- [Task to carry out] Present exactly, and only, the lines running from the line that contains "What's the underlying" through the end of the entries below.
Start of Given data
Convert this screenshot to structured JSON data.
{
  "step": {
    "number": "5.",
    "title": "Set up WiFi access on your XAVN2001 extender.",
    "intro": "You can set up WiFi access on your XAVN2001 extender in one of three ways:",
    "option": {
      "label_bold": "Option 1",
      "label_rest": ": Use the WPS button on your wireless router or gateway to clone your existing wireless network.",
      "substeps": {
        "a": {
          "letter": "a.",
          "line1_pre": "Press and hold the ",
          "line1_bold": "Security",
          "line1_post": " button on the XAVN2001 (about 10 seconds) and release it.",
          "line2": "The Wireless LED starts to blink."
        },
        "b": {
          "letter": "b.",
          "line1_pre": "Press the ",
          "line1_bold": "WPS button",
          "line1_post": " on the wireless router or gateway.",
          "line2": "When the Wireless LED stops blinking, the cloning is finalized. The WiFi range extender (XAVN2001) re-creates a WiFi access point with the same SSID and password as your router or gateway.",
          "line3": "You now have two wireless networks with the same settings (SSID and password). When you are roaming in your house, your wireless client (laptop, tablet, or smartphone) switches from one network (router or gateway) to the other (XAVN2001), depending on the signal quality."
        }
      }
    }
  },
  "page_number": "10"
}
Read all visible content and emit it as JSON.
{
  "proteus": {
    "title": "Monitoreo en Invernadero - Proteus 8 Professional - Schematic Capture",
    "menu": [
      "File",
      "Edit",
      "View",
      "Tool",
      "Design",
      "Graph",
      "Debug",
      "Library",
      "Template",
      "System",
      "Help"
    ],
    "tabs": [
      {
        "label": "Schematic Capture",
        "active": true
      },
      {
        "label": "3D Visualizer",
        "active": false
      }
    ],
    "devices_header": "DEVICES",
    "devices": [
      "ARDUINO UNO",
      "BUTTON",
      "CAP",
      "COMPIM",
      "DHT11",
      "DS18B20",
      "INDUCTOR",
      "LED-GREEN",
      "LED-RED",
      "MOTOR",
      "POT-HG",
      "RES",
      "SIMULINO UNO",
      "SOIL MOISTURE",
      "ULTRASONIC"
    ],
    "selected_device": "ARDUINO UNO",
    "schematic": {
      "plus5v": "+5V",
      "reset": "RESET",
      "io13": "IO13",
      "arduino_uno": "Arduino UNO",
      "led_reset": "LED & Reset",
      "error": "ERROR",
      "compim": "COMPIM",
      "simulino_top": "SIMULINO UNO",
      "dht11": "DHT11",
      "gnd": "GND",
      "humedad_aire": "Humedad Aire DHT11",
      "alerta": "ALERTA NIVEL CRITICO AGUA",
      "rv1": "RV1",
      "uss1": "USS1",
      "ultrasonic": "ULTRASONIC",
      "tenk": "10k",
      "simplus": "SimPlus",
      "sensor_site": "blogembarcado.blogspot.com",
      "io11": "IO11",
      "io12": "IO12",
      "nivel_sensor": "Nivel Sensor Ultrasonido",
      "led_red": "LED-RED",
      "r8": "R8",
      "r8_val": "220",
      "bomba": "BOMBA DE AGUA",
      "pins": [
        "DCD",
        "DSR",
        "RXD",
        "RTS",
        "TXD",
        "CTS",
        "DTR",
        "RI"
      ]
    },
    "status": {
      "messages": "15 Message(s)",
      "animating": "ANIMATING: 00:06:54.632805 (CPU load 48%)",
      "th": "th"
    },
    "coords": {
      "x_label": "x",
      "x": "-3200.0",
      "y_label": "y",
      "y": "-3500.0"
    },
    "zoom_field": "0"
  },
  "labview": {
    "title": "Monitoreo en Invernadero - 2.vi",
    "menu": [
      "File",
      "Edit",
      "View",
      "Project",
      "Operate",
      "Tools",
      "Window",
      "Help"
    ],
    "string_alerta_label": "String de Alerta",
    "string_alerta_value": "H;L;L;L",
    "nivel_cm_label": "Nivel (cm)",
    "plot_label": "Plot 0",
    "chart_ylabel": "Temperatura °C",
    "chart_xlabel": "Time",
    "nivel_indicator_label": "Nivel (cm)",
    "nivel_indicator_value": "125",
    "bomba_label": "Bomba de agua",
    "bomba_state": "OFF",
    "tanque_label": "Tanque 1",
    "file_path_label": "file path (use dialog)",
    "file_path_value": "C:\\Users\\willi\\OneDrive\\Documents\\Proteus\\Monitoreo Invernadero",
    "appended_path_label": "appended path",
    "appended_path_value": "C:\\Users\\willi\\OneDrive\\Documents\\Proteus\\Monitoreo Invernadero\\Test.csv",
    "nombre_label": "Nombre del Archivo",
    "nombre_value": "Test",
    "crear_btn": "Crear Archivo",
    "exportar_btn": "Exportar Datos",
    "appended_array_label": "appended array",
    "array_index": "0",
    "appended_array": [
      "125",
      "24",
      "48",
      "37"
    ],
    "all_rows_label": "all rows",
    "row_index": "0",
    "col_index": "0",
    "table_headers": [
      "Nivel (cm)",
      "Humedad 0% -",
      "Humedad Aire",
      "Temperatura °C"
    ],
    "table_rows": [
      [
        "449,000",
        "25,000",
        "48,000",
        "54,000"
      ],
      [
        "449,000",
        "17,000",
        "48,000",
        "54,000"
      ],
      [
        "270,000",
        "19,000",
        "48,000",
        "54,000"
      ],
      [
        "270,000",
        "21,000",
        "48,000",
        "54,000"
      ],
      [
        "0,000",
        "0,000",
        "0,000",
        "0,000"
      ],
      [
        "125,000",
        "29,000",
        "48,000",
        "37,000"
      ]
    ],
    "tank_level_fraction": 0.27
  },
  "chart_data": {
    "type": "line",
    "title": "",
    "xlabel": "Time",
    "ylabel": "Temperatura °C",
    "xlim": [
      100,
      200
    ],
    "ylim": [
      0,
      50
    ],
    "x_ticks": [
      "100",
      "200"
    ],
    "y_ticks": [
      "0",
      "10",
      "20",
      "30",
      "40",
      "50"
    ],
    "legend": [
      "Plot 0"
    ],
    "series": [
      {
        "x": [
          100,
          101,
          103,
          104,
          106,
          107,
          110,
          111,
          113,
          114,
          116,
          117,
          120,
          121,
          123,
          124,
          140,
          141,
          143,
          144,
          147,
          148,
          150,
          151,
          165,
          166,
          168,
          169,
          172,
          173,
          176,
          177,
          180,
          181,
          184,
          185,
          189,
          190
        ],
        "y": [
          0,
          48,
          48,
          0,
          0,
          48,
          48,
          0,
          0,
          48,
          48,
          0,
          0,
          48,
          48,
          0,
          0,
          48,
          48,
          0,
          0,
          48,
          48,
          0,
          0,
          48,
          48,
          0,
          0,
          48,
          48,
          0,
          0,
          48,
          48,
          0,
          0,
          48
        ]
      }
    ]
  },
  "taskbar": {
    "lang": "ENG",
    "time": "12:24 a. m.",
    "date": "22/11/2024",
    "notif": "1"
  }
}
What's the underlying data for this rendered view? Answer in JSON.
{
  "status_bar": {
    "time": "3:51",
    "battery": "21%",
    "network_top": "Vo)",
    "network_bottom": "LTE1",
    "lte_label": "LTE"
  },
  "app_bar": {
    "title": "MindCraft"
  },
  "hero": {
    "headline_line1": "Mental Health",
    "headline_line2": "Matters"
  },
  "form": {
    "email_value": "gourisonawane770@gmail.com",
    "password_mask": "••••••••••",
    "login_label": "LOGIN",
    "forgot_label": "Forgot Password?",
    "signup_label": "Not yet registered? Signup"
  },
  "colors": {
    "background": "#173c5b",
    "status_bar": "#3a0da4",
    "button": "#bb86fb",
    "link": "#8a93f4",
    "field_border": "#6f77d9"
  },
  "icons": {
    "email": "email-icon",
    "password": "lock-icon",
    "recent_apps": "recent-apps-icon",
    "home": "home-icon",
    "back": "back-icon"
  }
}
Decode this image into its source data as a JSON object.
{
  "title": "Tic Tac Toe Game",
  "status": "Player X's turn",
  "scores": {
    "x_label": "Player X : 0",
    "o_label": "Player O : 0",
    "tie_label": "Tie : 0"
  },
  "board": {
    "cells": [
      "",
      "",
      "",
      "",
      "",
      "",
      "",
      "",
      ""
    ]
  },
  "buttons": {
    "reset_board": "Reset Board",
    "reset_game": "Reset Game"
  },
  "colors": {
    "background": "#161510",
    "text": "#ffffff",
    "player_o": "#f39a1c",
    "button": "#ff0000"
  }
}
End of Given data
- [Task output]
What's the underlying data for this rendered view? Answer in JSON.
{
  "status_bar": {
    "time": "3:51",
    "battery": "21%",
    "network_top": "Vo)",
    "network_bottom": "LTE1",
    "lte_label": "LTE"
  },
  "app_bar": {
    "title": "MindCraft"
  },
  "hero": {
    "headline_line1": "Mental Health",
    "headline_line2": "Matters"
  },
  "form": {
    "email_value": "gourisonawane770@gmail.com",
    "password_mask": "••••••••••",
    "login_label": "LOGIN",
    "forgot_label": "Forgot Password?",
    "signup_label": "Not yet registered? Signup"
  },
  "colors": {
    "background": "#173c5b",
    "status_bar": "#3a0da4",
    "button": "#bb86fb",
    "link": "#8a93f4",
    "field_border": "#6f77d9"
  },
  "icons": {
    "email": "email-icon",
    "password": "lock-icon",
    "recent_apps": "recent-apps-icon",
    "home": "home-icon",
    "back": "back-icon"
  }
}
Decode this image into its source data as a JSON object.
{
  "title": "Tic Tac Toe Game",
  "status": "Player X's turn",
  "scores": {
    "x_label": "Player X : 0",
    "o_label": "Player O : 0",
    "tie_label": "Tie : 0"
  },
  "board": {
    "cells": [
      "",
      "",
      "",
      "",
      "",
      "",
      "",
      "",
      ""
    ]
  },
  "buttons": {
    "reset_board": "Reset Board",
    "reset_game": "Reset Game"
  },
  "colors": {
    "background": "#161510",
    "text": "#ffffff",
    "player_o": "#f39a1c",
    "button": "#ff0000"
  }
}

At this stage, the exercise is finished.